- _Task requirements_
Keep only those lines of the records that include the string "heart".
═════ Supplied information ═════
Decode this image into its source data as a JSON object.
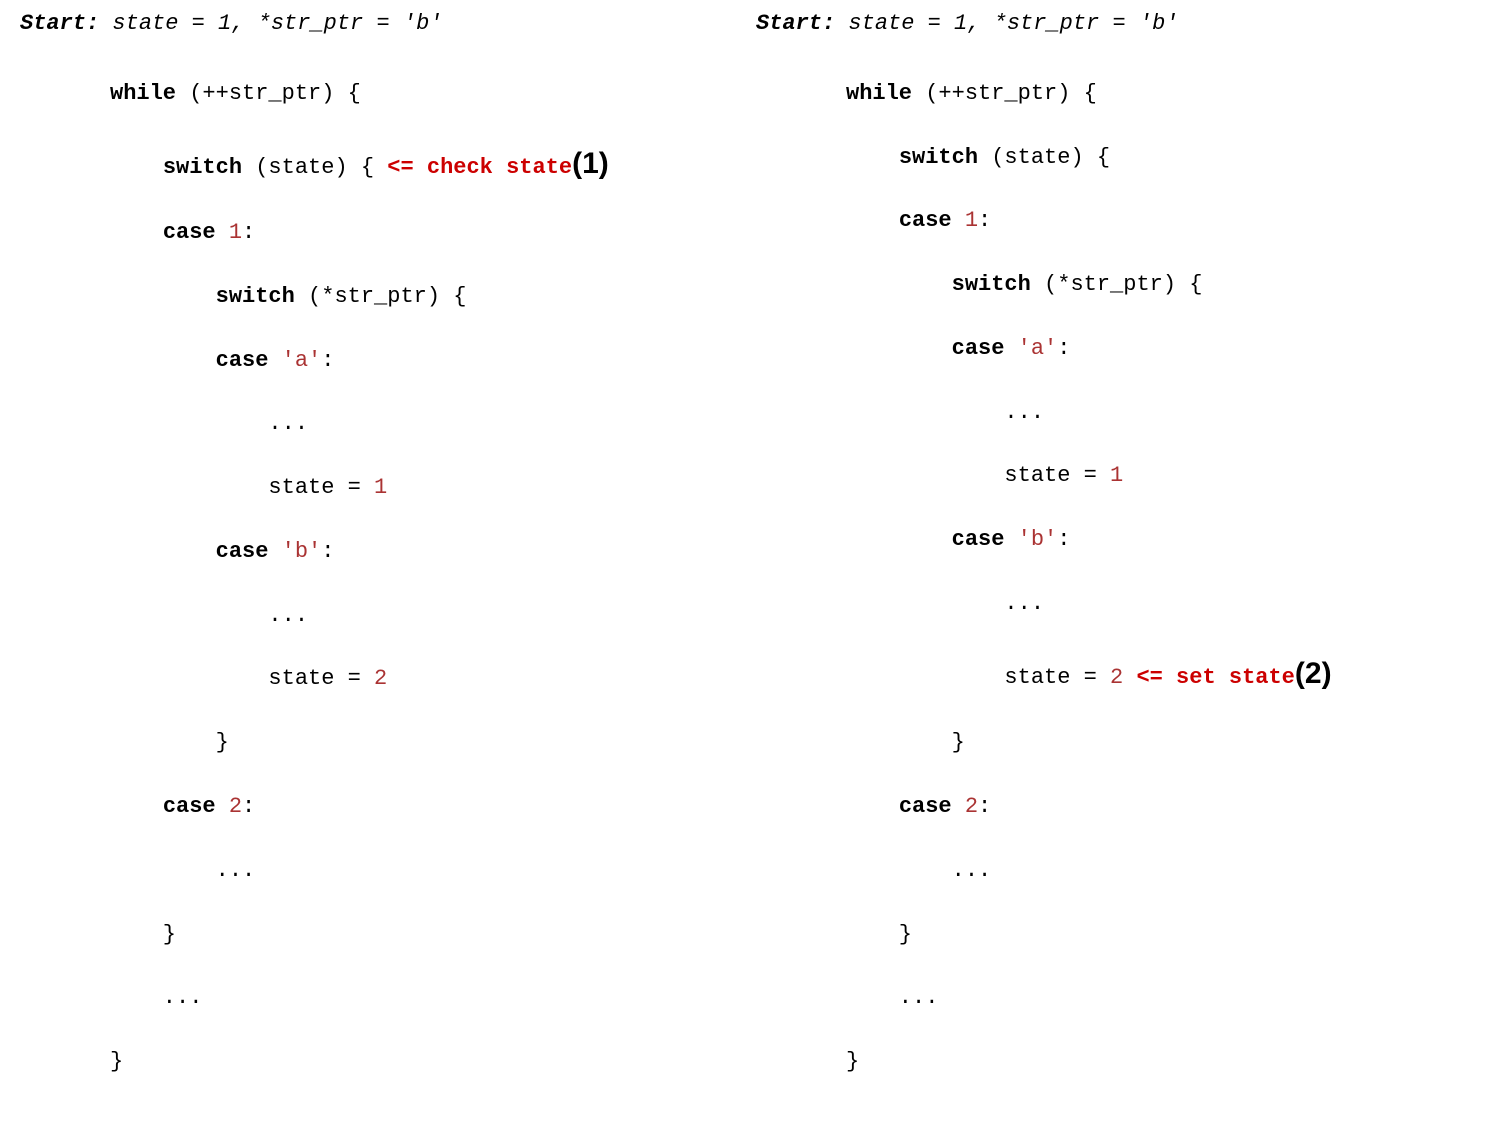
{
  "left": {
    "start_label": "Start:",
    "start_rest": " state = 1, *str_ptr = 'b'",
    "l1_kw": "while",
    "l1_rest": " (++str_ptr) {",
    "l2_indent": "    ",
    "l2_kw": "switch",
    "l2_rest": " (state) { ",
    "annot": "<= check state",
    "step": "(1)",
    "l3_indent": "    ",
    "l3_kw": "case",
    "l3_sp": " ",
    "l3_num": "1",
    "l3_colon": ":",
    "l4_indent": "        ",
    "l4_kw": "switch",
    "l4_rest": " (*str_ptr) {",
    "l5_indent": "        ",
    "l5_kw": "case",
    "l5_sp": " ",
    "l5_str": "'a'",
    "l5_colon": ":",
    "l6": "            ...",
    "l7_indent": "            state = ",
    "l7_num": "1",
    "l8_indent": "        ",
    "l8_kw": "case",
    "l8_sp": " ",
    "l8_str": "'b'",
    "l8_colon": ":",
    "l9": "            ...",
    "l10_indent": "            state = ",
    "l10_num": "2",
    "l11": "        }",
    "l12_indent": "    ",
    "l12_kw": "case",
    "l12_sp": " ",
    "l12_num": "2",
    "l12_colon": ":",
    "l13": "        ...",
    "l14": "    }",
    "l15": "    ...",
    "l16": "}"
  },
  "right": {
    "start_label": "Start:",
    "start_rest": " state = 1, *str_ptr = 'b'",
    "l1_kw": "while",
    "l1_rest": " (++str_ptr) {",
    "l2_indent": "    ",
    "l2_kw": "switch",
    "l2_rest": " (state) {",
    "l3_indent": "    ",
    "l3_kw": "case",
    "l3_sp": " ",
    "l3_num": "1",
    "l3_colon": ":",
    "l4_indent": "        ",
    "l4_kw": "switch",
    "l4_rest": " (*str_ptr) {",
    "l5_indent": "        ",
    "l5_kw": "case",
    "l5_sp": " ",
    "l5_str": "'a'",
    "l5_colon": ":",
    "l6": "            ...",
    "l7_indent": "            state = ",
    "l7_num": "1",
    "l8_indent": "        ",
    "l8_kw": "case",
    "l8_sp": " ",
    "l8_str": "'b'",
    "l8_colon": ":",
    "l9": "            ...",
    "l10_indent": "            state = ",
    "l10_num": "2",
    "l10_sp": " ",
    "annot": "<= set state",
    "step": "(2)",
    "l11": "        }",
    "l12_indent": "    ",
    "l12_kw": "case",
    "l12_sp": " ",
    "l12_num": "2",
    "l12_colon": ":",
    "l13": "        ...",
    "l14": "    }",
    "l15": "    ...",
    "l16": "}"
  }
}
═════
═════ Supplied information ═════
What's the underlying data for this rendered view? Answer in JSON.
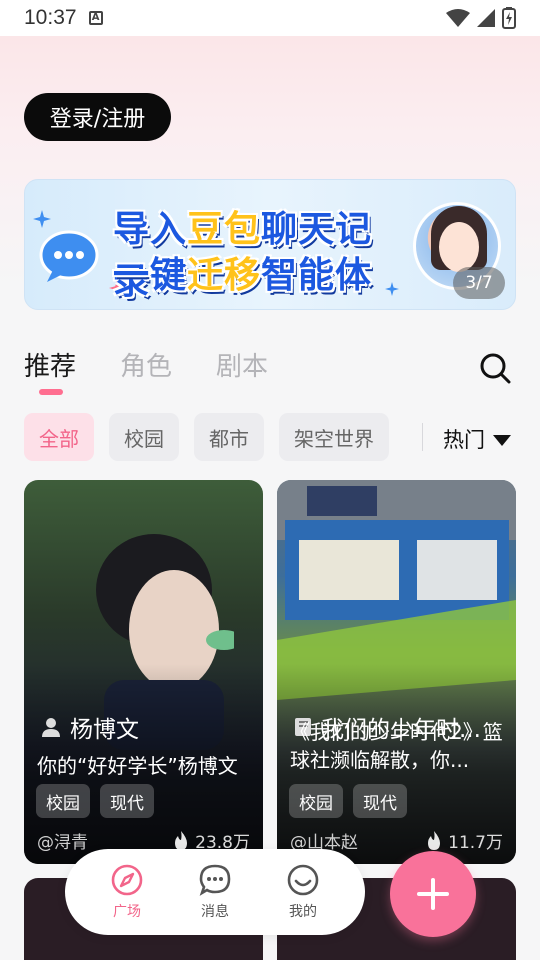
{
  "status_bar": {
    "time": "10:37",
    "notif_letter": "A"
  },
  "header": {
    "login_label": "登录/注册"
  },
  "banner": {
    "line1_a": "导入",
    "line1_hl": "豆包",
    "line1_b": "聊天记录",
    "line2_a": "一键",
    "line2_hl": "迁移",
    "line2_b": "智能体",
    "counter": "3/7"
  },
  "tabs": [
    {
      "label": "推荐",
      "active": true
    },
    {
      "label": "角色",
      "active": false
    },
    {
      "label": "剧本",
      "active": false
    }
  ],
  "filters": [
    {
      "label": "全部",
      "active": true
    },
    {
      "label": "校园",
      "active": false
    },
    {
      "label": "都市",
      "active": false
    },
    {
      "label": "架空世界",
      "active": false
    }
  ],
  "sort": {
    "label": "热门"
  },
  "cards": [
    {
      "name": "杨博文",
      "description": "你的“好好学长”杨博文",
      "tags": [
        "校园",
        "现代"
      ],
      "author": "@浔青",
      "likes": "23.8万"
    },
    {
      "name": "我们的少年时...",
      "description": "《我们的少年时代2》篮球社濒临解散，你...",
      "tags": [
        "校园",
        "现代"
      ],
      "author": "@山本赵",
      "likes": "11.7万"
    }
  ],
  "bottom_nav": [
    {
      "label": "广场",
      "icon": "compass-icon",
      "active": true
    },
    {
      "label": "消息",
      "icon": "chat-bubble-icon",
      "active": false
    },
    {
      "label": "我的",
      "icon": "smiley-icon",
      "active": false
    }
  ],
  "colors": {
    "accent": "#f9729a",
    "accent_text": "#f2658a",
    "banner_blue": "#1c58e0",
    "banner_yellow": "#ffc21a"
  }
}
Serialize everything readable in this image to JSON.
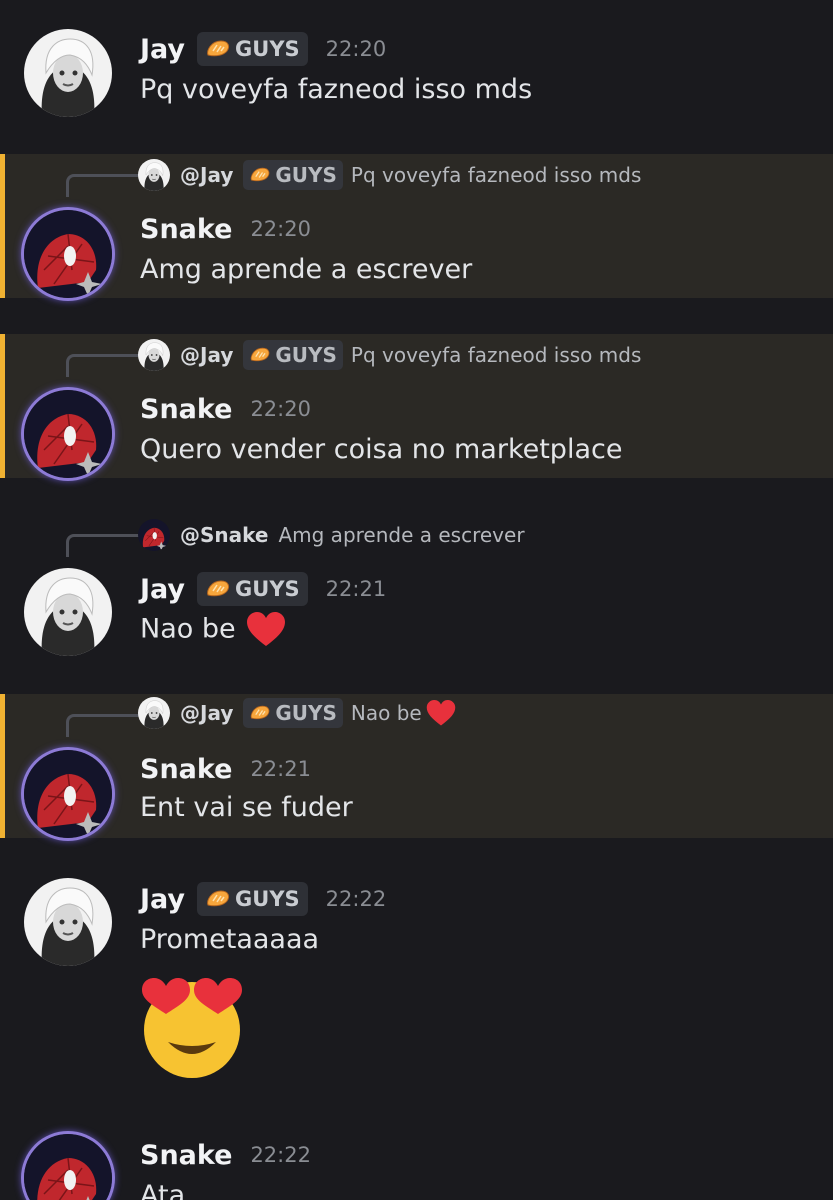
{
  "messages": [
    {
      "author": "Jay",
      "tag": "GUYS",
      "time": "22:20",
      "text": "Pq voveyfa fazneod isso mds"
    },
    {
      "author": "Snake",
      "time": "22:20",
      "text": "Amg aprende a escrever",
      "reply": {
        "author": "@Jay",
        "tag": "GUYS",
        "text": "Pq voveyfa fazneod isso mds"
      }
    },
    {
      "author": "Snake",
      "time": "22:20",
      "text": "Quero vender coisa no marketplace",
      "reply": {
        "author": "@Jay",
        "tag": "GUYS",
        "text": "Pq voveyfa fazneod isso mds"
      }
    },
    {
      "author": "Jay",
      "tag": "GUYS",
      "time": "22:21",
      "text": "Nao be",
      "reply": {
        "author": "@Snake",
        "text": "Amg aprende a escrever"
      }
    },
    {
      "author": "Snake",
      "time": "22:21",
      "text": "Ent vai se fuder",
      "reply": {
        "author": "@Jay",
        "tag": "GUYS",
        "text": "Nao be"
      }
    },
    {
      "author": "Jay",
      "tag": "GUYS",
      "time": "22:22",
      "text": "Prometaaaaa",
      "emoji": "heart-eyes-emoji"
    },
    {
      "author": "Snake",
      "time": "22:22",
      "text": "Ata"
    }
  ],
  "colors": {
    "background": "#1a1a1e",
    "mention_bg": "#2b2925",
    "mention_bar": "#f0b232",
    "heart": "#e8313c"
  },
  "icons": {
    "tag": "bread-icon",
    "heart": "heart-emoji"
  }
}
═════
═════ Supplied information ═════
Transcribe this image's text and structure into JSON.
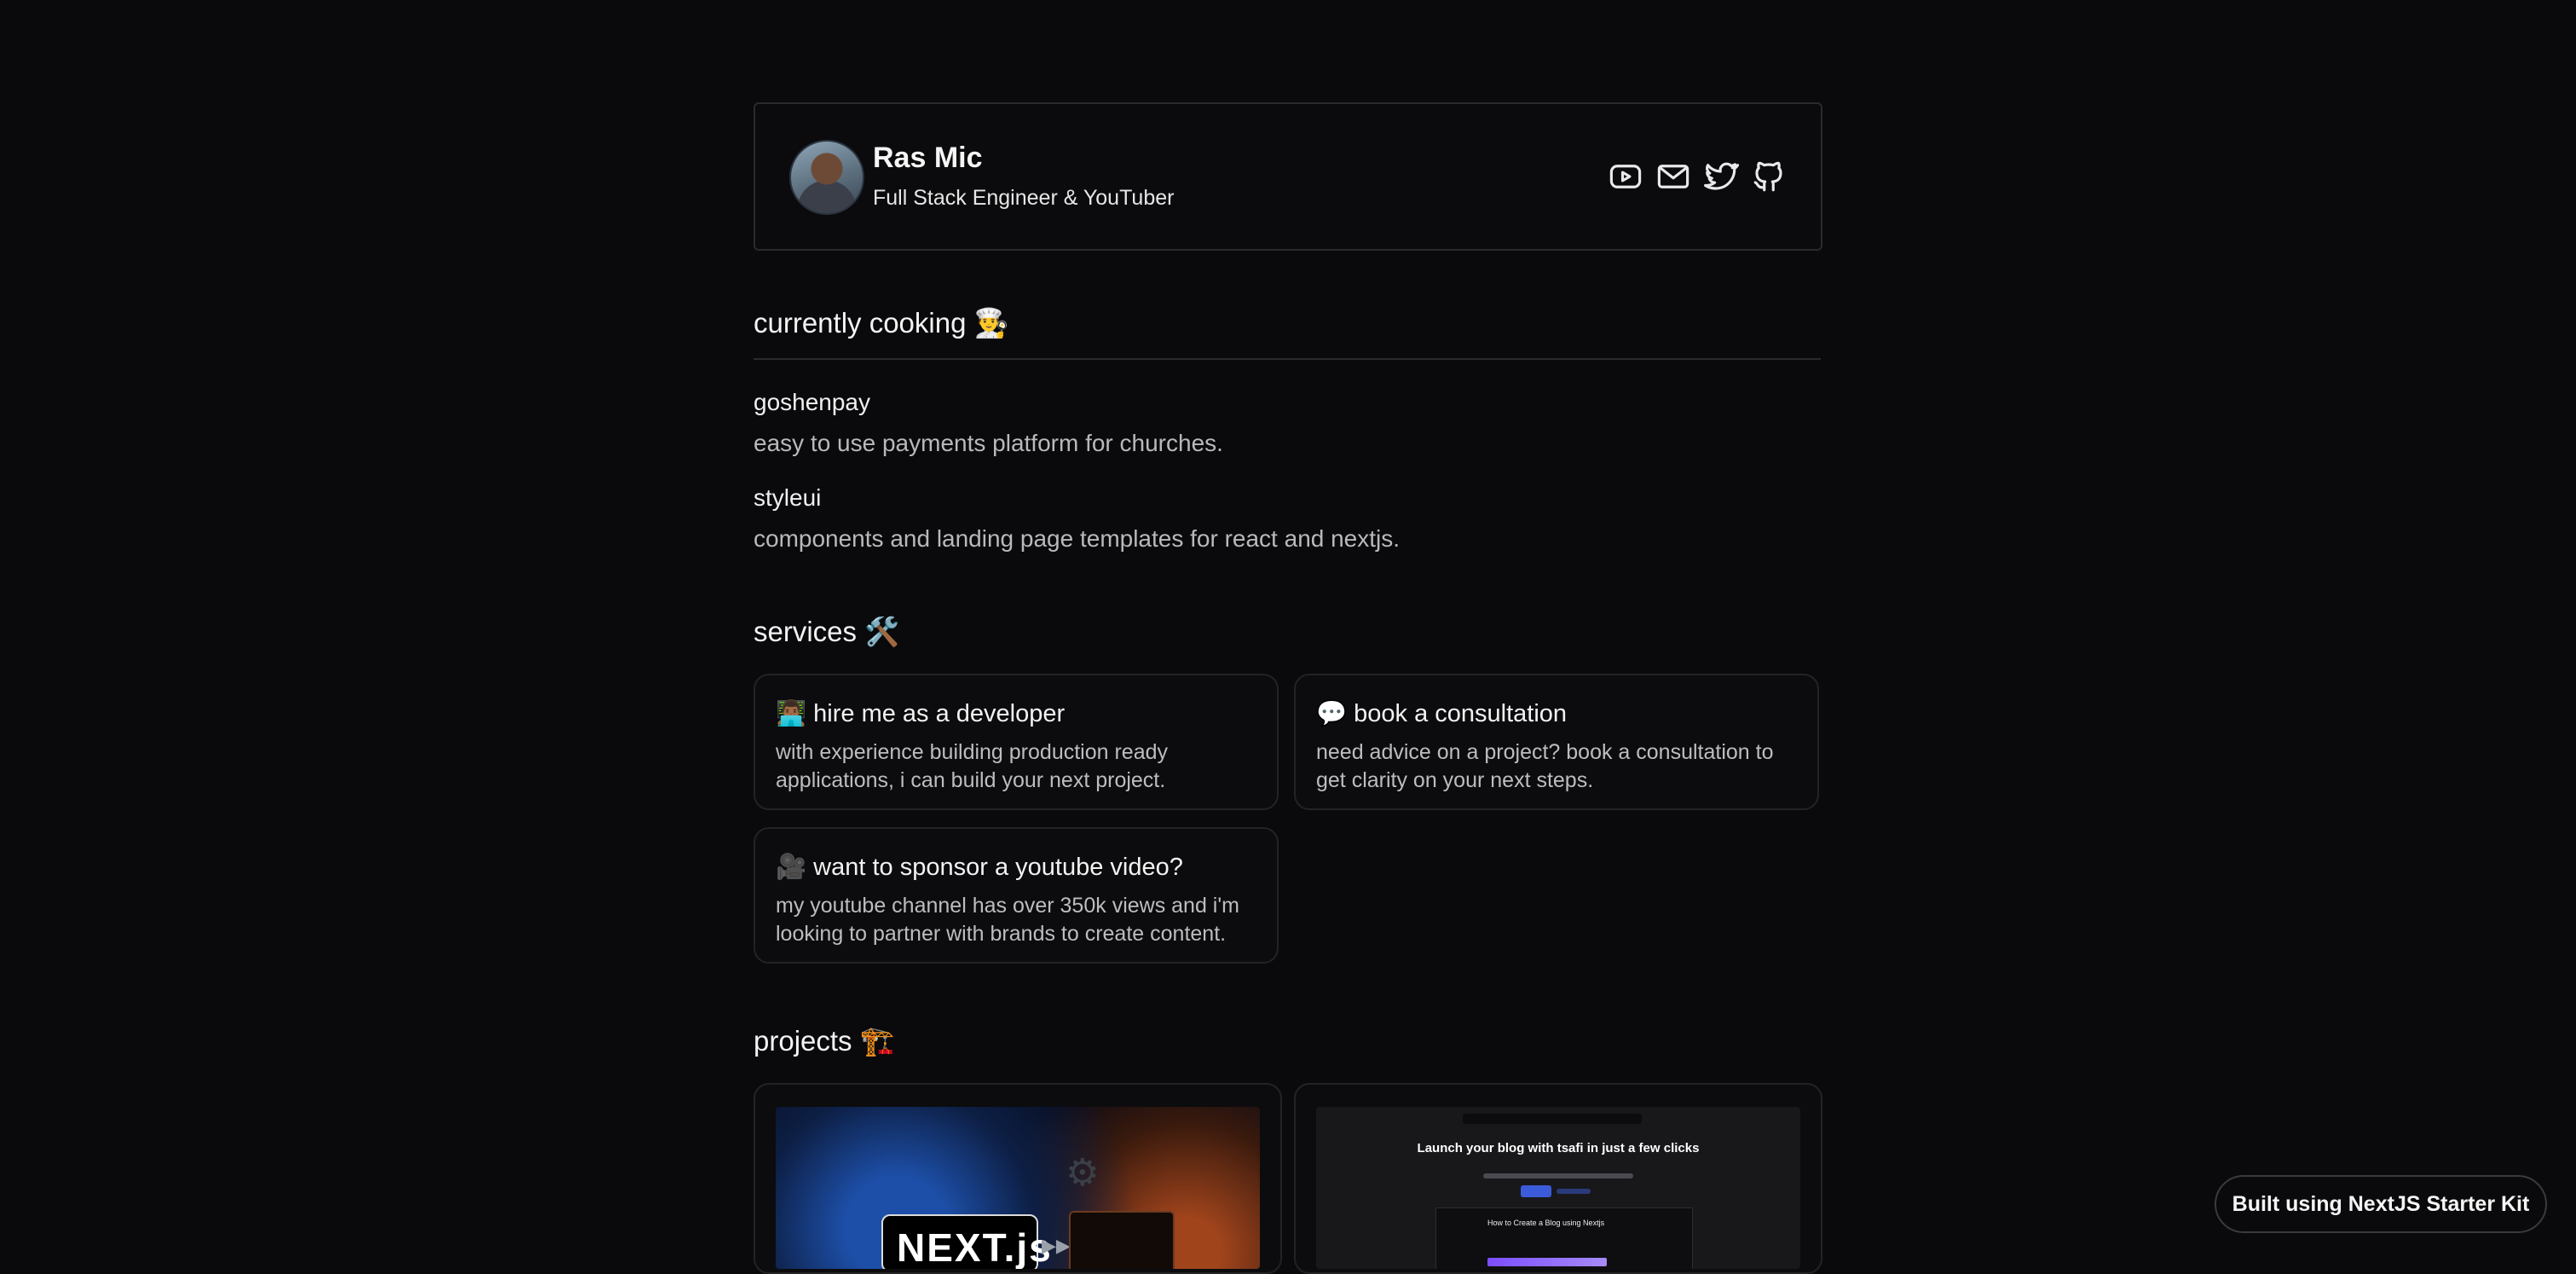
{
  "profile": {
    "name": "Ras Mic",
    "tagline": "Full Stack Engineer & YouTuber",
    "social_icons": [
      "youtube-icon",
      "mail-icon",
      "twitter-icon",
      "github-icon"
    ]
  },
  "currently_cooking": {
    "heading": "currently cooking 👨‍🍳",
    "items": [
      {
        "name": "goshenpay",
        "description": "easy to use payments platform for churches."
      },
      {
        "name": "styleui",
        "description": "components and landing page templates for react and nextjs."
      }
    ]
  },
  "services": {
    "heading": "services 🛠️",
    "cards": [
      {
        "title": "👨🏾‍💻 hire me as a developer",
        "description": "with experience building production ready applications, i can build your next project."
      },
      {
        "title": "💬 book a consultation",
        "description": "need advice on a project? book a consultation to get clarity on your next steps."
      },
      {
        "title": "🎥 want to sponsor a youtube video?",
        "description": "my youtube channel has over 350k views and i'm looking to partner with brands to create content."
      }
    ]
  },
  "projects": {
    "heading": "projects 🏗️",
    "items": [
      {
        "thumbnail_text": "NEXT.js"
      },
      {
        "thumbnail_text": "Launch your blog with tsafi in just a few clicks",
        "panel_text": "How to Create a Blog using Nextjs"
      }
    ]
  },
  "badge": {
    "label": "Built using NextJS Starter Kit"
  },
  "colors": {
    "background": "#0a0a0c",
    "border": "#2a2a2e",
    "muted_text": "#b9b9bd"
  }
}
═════
- _Exercise answer_
      "emoji": "heart-eyes-emoji"
    "heart": "#e8313c"
    "heart": "heart-emoji"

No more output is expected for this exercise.